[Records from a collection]
§

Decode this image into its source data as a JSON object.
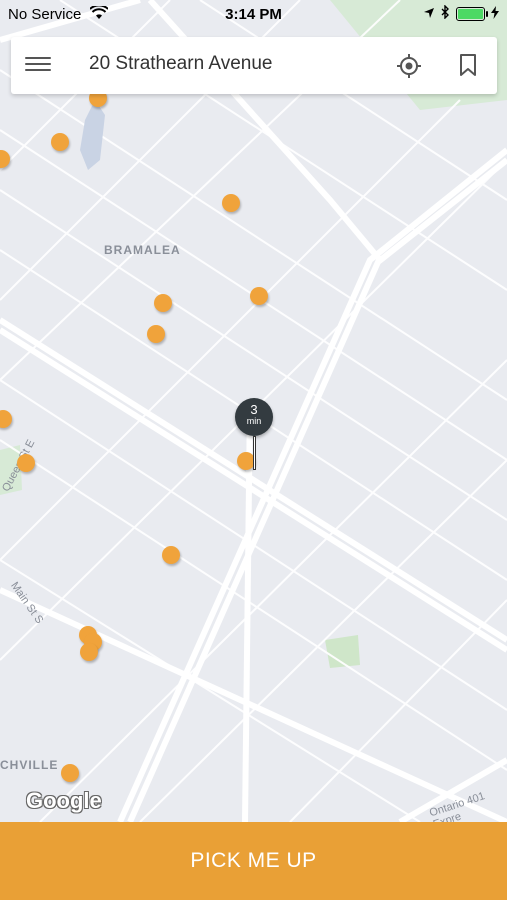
{
  "status_bar": {
    "carrier": "No Service",
    "time": "3:14 PM",
    "battery_level": 1.0
  },
  "search": {
    "address": "20 Strathearn Avenue"
  },
  "map": {
    "labels": {
      "area_1": "BRAMALEA",
      "area_2": "CHVILLE",
      "street_1": "Main St S",
      "street_2": "Queen St E",
      "highway": "Ontario 401 Expre"
    },
    "eta_pin": {
      "value": "3",
      "unit": "min"
    },
    "attribution": "Google"
  },
  "action": {
    "label": "PICK ME UP"
  },
  "colors": {
    "accent": "#e9a036",
    "marker": "#f0a33b",
    "pin": "#333b40"
  }
}
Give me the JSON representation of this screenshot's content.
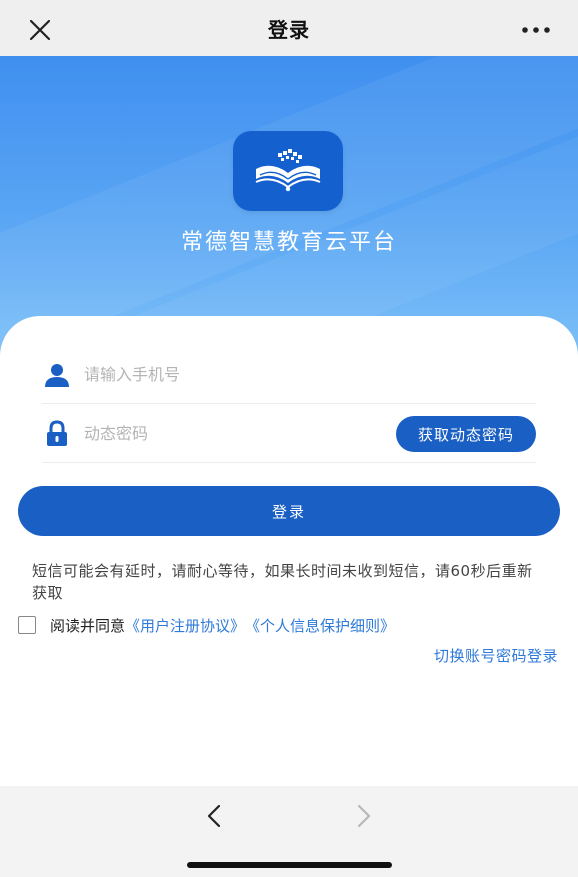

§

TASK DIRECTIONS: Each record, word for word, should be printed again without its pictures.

EXERCISE RESPONSE:
Decode this image into its source data as a JSON object.
{
  "status_bar": {
    "carrier": "No Service",
    "time": "3:14 PM",
    "battery_level": 1.0
  },
  "search": {
    "address": "20 Strathearn Avenue"
  },
  "map": {
    "labels": {
      "area_1": "BRAMALEA",
      "area_2": "CHVILLE",
      "street_1": "Main St S",
      "street_2": "Queen St E",
      "highway": "Ontario 401 Expre"
    },
    "eta_pin": {
      "value": "3",
      "unit": "min"
    },
    "attribution": "Google"
  },
  "action": {
    "label": "PICK ME UP"
  },
  "colors": {
    "accent": "#e9a036",
    "marker": "#f0a33b",
    "pin": "#333b40"
  }
}
Give me the JSON representation of this screenshot's content.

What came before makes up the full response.